Fermentation enthusiasts tend to talk a lot about the nutritional benefits of fermented foods. After all, in addition to the nutrients of the original ingredients, there are all those beneficial microbes and the products of their metabolic processes. Essentially, fermentation microbes enhance nutrition because they increase the bioavailability of nutrients present in grains, seeds, and legumes.
Bioavailability is a measure of how easily your body can absorb a particular nutrient, such as iron, or vitamin C. If a nutrient has a high bioavailability, it means you’ll be able to absorb more of that nutrient when you eat the food containing it, while low bioavailability means your body will struggle to extract that nutrient from your food. For example, you may have heard that if you’re trying to increase your blood iron levels, you should avoid consuming dairy with your iron-rich steak and spinach. This is because calcium tends to bond with iron in foods to create new molecules that your body can’t readily absorb; thus, calcium decreases the bioavailability of the iron.
Grains, seeds, and legumes are packed with micronutrients — including essential amino acids — and minerals, but like many other plant-based foods, most of that nutrition is locked up tightly in the cellulose structures of plants, which our bodies break down inefficiently, if at all. In addition to structural barriers, plant-based foods tend to be fairly high in phytic acid, which is prone to bonding with metals — such as iron, zinc, and calcium, as well as amino acids — rendering these essential minerals already lacking in our diets, even more inaccessible. With an advantage over humans, ruminants and other multi-stomached animals often have phytase enzymes in their digestive tracts, which allow them to break down plant structures, helping to extract the nutrients inside more easily.

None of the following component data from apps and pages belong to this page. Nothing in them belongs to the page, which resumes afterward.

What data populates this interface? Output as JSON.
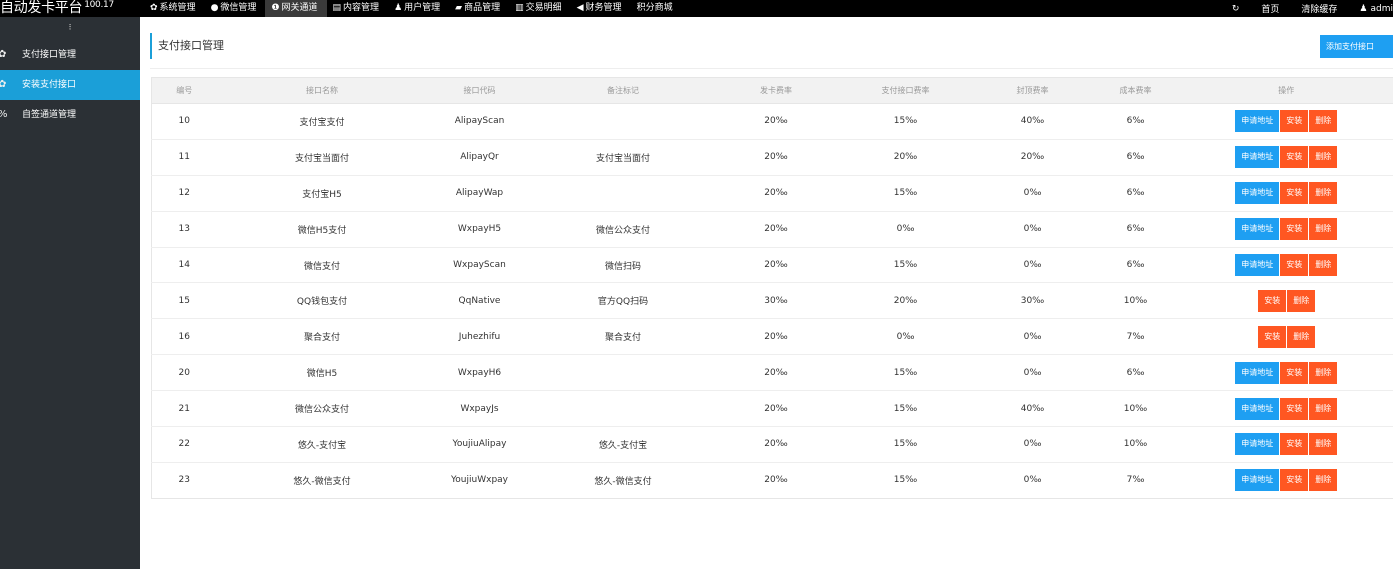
{
  "brand": {
    "title": "自动发卡平台",
    "version": "100.17"
  },
  "nav": [
    {
      "label": "系统管理",
      "icon": "gear-icon",
      "glyph": "✿",
      "active": false
    },
    {
      "label": "微信管理",
      "icon": "wechat-icon",
      "glyph": "●",
      "active": false
    },
    {
      "label": "网关通道",
      "icon": "gateway-icon",
      "glyph": "❶",
      "active": true
    },
    {
      "label": "内容管理",
      "icon": "document-icon",
      "glyph": "▤",
      "active": false
    },
    {
      "label": "用户管理",
      "icon": "users-icon",
      "glyph": "♟",
      "active": false
    },
    {
      "label": "商品管理",
      "icon": "shopping-bag-icon",
      "glyph": "▰",
      "active": false
    },
    {
      "label": "交易明细",
      "icon": "bar-chart-icon",
      "glyph": "▥",
      "active": false
    },
    {
      "label": "财务管理",
      "icon": "finance-icon",
      "glyph": "◀",
      "active": false
    },
    {
      "label": "积分商城",
      "icon": "",
      "glyph": "",
      "active": false
    }
  ],
  "topright": {
    "refresh_glyph": "↻",
    "home": "首页",
    "clear_cache": "清除缓存",
    "user_glyph": "♟",
    "user": "admi"
  },
  "sidebar": {
    "toggle": "⁝",
    "items": [
      {
        "label": "支付接口管理",
        "glyph": "✿",
        "active": false
      },
      {
        "label": "安装支付接口",
        "glyph": "✿",
        "active": true
      },
      {
        "label": "自签通道管理",
        "glyph": "%",
        "active": false
      }
    ]
  },
  "page": {
    "title": "支付接口管理",
    "add_button": "添加支付接口"
  },
  "table": {
    "headers": [
      "编号",
      "接口名称",
      "接口代码",
      "备注标记",
      "发卡费率",
      "支付接口费率",
      "封顶费率",
      "成本费率",
      "操作"
    ],
    "button_labels": {
      "apply": "申请地址",
      "install": "安装",
      "delete": "删除"
    },
    "rows": [
      {
        "id": "10",
        "name": "支付宝支付",
        "code": "AlipayScan",
        "remark": "",
        "card_rate": "20‰",
        "pay_rate": "15‰",
        "cap_rate": "40‰",
        "cost_rate": "6‰",
        "apply": true
      },
      {
        "id": "11",
        "name": "支付宝当面付",
        "code": "AlipayQr",
        "remark": "支付宝当面付",
        "card_rate": "20‰",
        "pay_rate": "20‰",
        "cap_rate": "20‰",
        "cost_rate": "6‰",
        "apply": true
      },
      {
        "id": "12",
        "name": "支付宝H5",
        "code": "AlipayWap",
        "remark": "",
        "card_rate": "20‰",
        "pay_rate": "15‰",
        "cap_rate": "0‰",
        "cost_rate": "6‰",
        "apply": true
      },
      {
        "id": "13",
        "name": "微信H5支付",
        "code": "WxpayH5",
        "remark": "微信公众支付",
        "card_rate": "20‰",
        "pay_rate": "0‰",
        "cap_rate": "0‰",
        "cost_rate": "6‰",
        "apply": true
      },
      {
        "id": "14",
        "name": "微信支付",
        "code": "WxpayScan",
        "remark": "微信扫码",
        "card_rate": "20‰",
        "pay_rate": "15‰",
        "cap_rate": "0‰",
        "cost_rate": "6‰",
        "apply": true
      },
      {
        "id": "15",
        "name": "QQ钱包支付",
        "code": "QqNative",
        "remark": "官方QQ扫码",
        "card_rate": "30‰",
        "pay_rate": "20‰",
        "cap_rate": "30‰",
        "cost_rate": "10‰",
        "apply": false
      },
      {
        "id": "16",
        "name": "聚合支付",
        "code": "Juhezhifu",
        "remark": "聚合支付",
        "card_rate": "20‰",
        "pay_rate": "0‰",
        "cap_rate": "0‰",
        "cost_rate": "7‰",
        "apply": false
      },
      {
        "id": "20",
        "name": "微信H5",
        "code": "WxpayH6",
        "remark": "",
        "card_rate": "20‰",
        "pay_rate": "15‰",
        "cap_rate": "0‰",
        "cost_rate": "6‰",
        "apply": true
      },
      {
        "id": "21",
        "name": "微信公众支付",
        "code": "WxpayJs",
        "remark": "",
        "card_rate": "20‰",
        "pay_rate": "15‰",
        "cap_rate": "40‰",
        "cost_rate": "10‰",
        "apply": true
      },
      {
        "id": "22",
        "name": "悠久-支付宝",
        "code": "YoujiuAlipay",
        "remark": "悠久-支付宝",
        "card_rate": "20‰",
        "pay_rate": "15‰",
        "cap_rate": "0‰",
        "cost_rate": "10‰",
        "apply": true
      },
      {
        "id": "23",
        "name": "悠久-微信支付",
        "code": "YoujiuWxpay",
        "remark": "悠久-微信支付",
        "card_rate": "20‰",
        "pay_rate": "15‰",
        "cap_rate": "0‰",
        "cost_rate": "7‰",
        "apply": true
      }
    ]
  },
  "colors": {
    "topbar": "#000000",
    "sidebar": "#2b3035",
    "sidebar_active": "#1b9fd8",
    "btn_blue": "#1e9ff2",
    "btn_red": "#ff5722"
  }
}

But for humans, fermentation helps increase the bioavailability of nutrients in plant-based foods, in part, because the microbes break down the cellulose fibers of plants by consuming the glucose and other simple sugars that comprise them. Fermentation also tends to lower the pH of plant-based foods, making them more acidic over time, which allows the phytic acid to chemically release the iron, zinc, calcium, and amino acids that tend to bond with it. With cellulose fibers structurally broken down and phytic acid unbound from these nutrients, our intestines can absorb the healthy compounds from plant-based foods at much higher rates than they would if we were to eat unfermented versions of the same foods.
Adobe Stock/Rudolf Hein
Cultures around the world, many of which rely on plant-based diets, have taken advantage of the doubled benefits of fermented grains, seeds, and legumes, from dosa made with fermented rice and lentil batter; to tofu, miso, and soy sauce made with fermented soybeans; to injera made with fermented teff grains; and many other regional ferments. The fermentation process extends the shelf life of softer grains and beans, and increases the bioavailability of crucial nutrients across the board, to support better health even when food options are limited.